Say cheese! The Hubble Space Telescope captured this friendly image of the galaxy cluster SDSS J1038+4849 in the constellation Ursa Major.
The eyes of this galactic happy face are two distant, bright galaxies, according to an ESA release, and lines that make up the face and smile are actually arcs created by an effect called strong gravitational lensing. Galaxy clusters are some of the universe’s most massive structures, capable of exerting a gravitational pull so strong, it warps the spacetime around them. By redirecting light rays, a galaxy cluster in the foreground acts as a cosmic lens that can magnify, distort, and bend the light that’s behind them. In this particular case, the bending of light from some faraway source produced a ring-like structure called an Einstein Ring: the result of an exact, symmetrical alignment of the light source, the lens, and the observer.

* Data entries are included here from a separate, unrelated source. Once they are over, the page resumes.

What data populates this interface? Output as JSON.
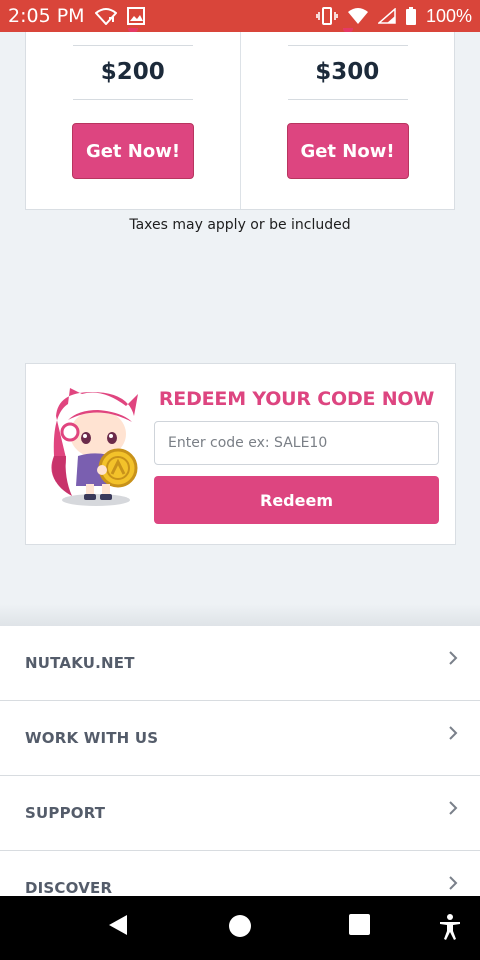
{
  "status_bar": {
    "time": "2:05 PM",
    "battery": "100%",
    "icons": [
      "wifi-calling-icon",
      "photo-icon",
      "vibrate-icon",
      "wifi-icon",
      "signal-icon",
      "battery-icon"
    ]
  },
  "prices": [
    {
      "amount": "$200",
      "button_label": "Get Now!"
    },
    {
      "amount": "$300",
      "button_label": "Get Now!"
    }
  ],
  "tax_note": "Taxes may apply or be included",
  "redeem": {
    "title": "REDEEM YOUR CODE NOW",
    "input_placeholder": "Enter code ex: SALE10",
    "input_value": "",
    "button_label": "Redeem"
  },
  "footer": {
    "items": [
      {
        "label": "NUTAKU.NET"
      },
      {
        "label": "WORK WITH US"
      },
      {
        "label": "SUPPORT"
      },
      {
        "label": "DISCOVER"
      }
    ]
  },
  "colors": {
    "status_bar": "#d9453a",
    "accent": "#dd4580",
    "page_bg": "#eef2f5"
  }
}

Gravitational lensing is important to many of Hubble’s discoveries, including sneak peaks into the Early Universe. This smiley object was studied as part of a survey of strong lenses using Hubble’s Wide Field and Planetary Camera 2 and Wide Field Camera 3. A version of this image was entered into the Hubble’s Hidden Treasures 2012 Image Processing Contest by Judy Schmidt. Hubble has made more than a million observations since 1990, resulting in vast archive. Contestants in this competition had to process previously unpublished images with astronomical image software used by ESA and NASA. You can see more entries on their Flickr page.